- Aim of the exercise:
Only the records, exactly as written, belong in the answer; pictures do not.

- Records for this task:
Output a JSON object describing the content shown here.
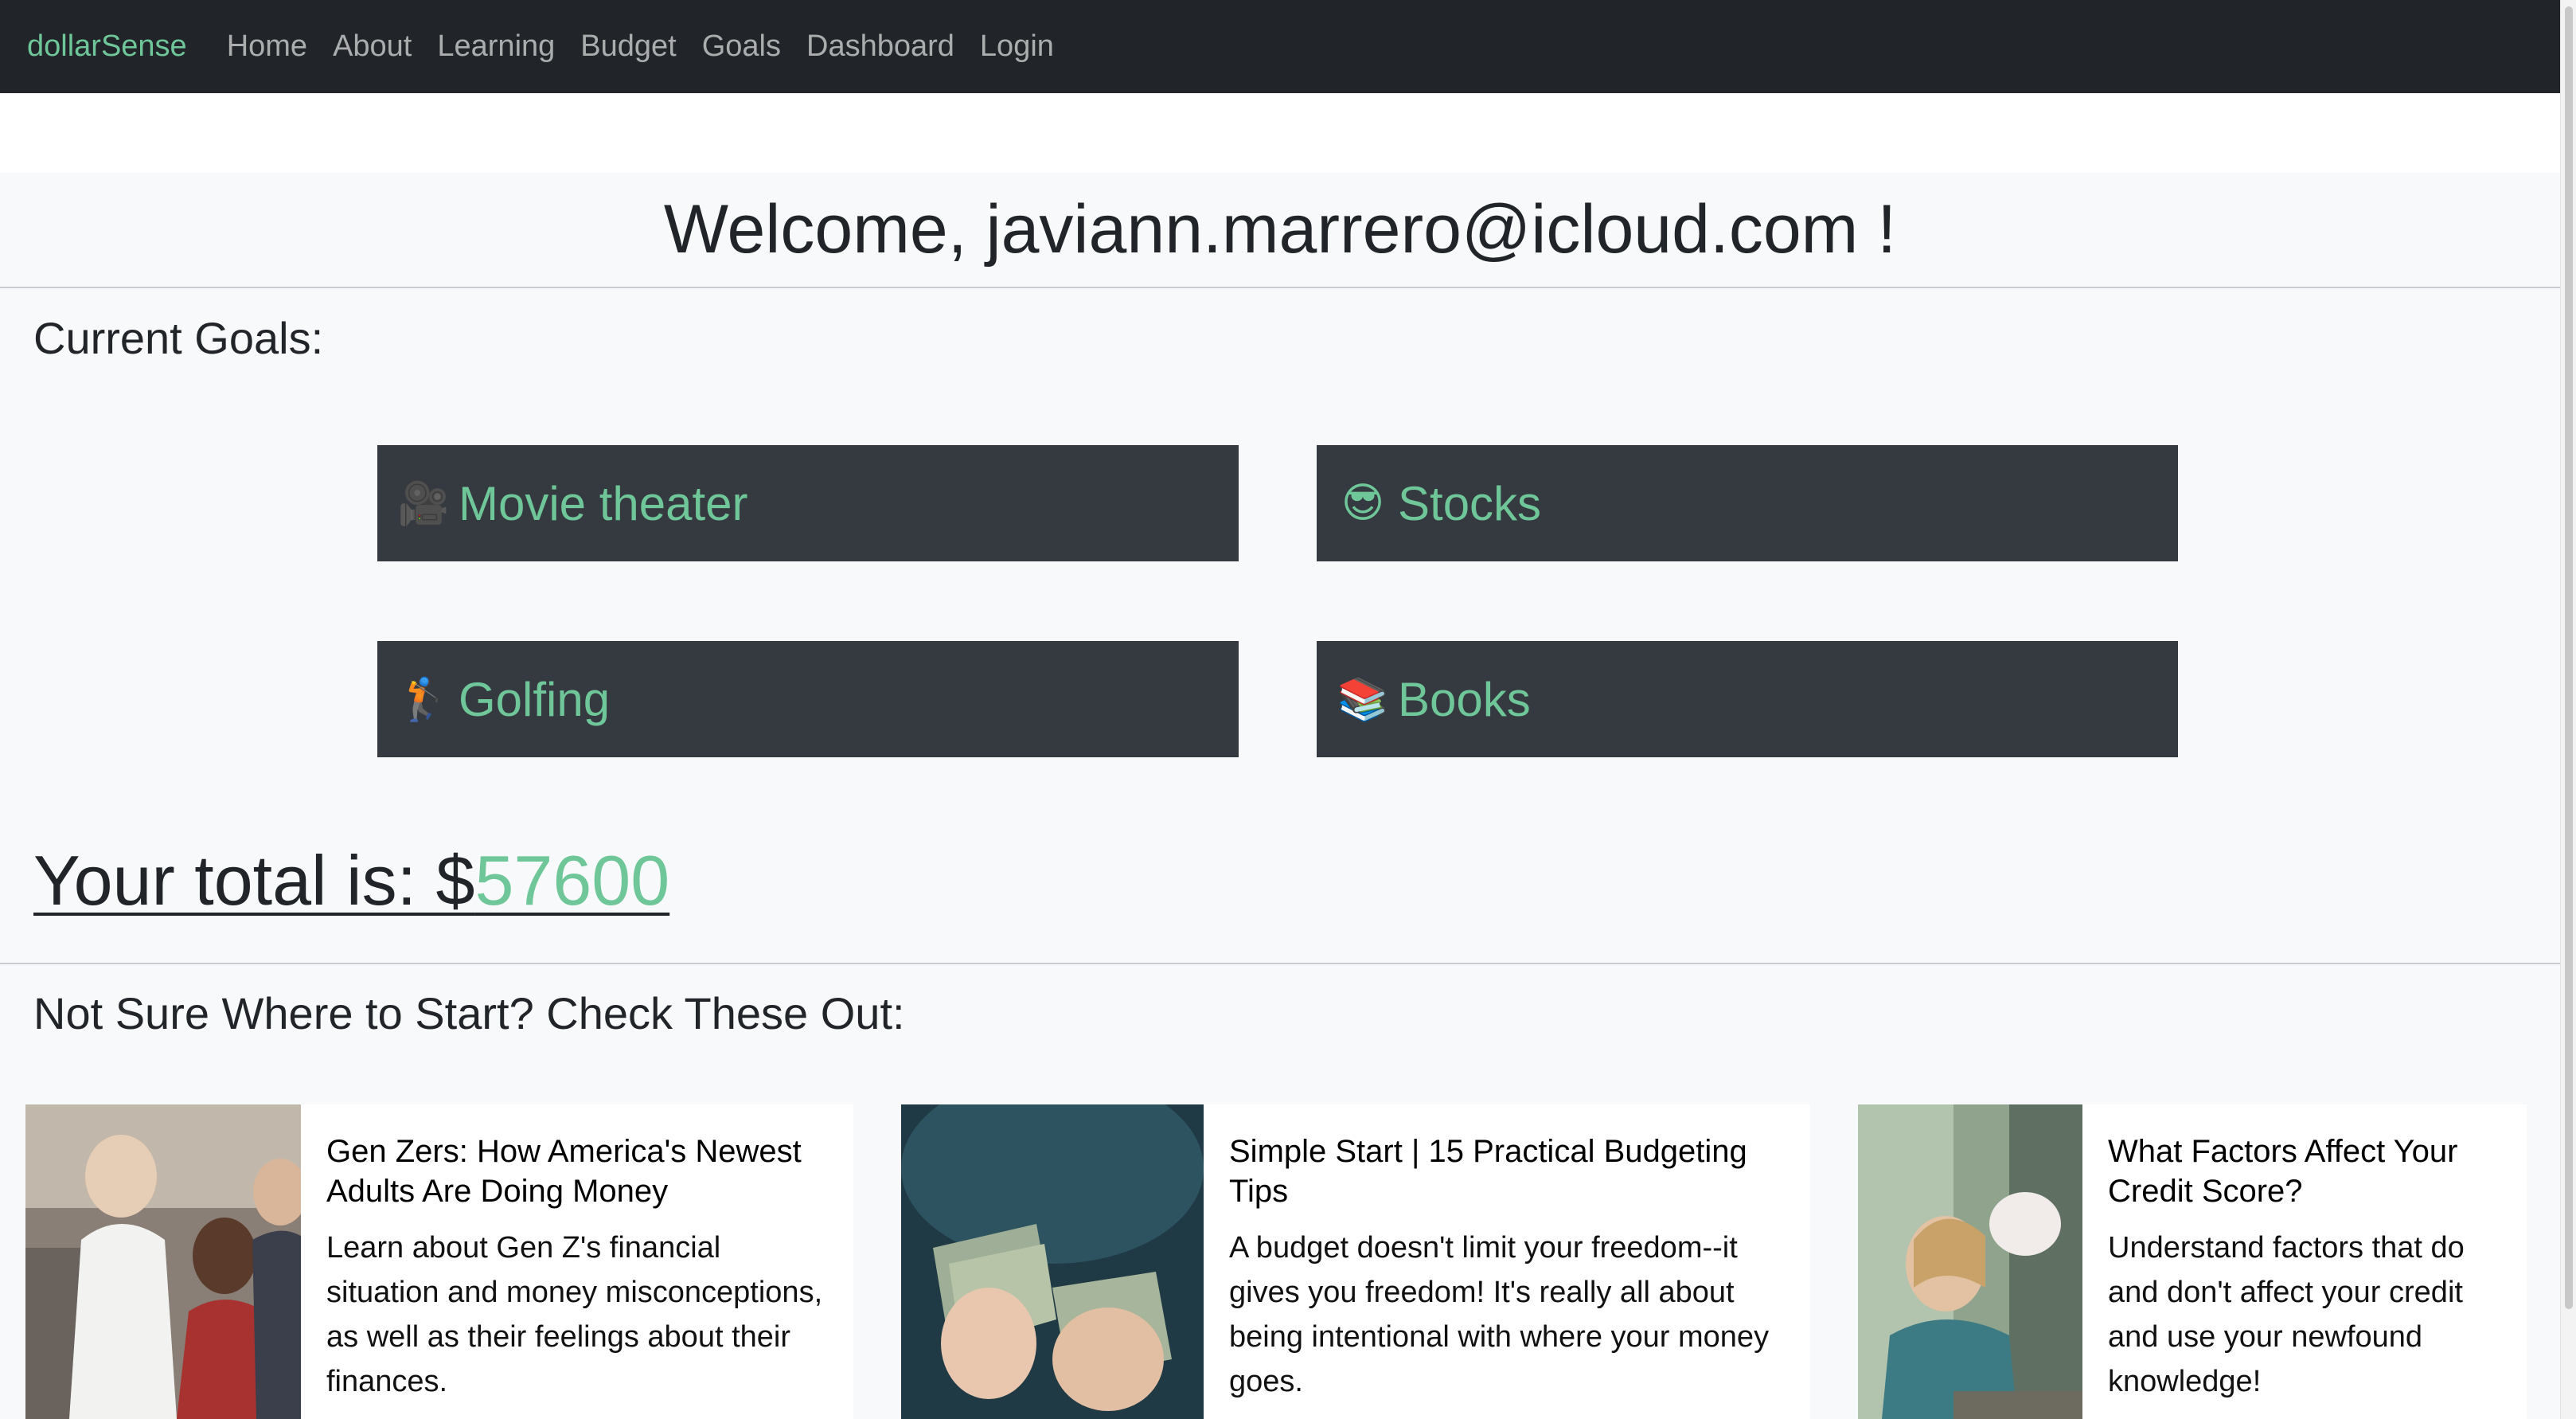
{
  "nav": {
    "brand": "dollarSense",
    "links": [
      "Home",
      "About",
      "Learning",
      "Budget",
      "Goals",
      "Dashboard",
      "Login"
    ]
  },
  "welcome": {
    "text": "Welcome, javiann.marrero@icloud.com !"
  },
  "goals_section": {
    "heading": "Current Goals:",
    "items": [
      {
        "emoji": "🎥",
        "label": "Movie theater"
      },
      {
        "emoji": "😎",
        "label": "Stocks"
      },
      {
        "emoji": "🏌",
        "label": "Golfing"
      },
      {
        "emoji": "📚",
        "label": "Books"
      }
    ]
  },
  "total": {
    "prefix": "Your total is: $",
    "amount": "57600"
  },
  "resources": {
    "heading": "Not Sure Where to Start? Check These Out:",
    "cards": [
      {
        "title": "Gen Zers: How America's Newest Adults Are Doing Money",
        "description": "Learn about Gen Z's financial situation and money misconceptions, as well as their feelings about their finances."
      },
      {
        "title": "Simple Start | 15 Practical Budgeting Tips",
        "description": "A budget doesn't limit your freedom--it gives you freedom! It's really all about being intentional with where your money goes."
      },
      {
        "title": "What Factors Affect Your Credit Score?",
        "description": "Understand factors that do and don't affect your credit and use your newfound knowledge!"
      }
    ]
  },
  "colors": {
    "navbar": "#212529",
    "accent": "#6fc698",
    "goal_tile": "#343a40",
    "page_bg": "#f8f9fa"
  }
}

- Solution to this exercise:
Output a JSON object describing the content shown here.
{
  "nav": {
    "brand": "dollarSense",
    "links": [
      "Home",
      "About",
      "Learning",
      "Budget",
      "Goals",
      "Dashboard",
      "Login"
    ]
  },
  "welcome": {
    "text": "Welcome, javiann.marrero@icloud.com !"
  },
  "goals_section": {
    "heading": "Current Goals:",
    "items": [
      {
        "emoji": "🎥",
        "label": "Movie theater"
      },
      {
        "emoji": "😎",
        "label": "Stocks"
      },
      {
        "emoji": "🏌",
        "label": "Golfing"
      },
      {
        "emoji": "📚",
        "label": "Books"
      }
    ]
  },
  "total": {
    "prefix": "Your total is: $",
    "amount": "57600"
  },
  "resources": {
    "heading": "Not Sure Where to Start? Check These Out:",
    "cards": [
      {
        "title": "Gen Zers: How America's Newest Adults Are Doing Money",
        "description": "Learn about Gen Z's financial situation and money misconceptions, as well as their feelings about their finances."
      },
      {
        "title": "Simple Start | 15 Practical Budgeting Tips",
        "description": "A budget doesn't limit your freedom--it gives you freedom! It's really all about being intentional with where your money goes."
      },
      {
        "title": "What Factors Affect Your Credit Score?",
        "description": "Understand factors that do and don't affect your credit and use your newfound knowledge!"
      }
    ]
  },
  "colors": {
    "navbar": "#212529",
    "accent": "#6fc698",
    "goal_tile": "#343a40",
    "page_bg": "#f8f9fa"
  }
}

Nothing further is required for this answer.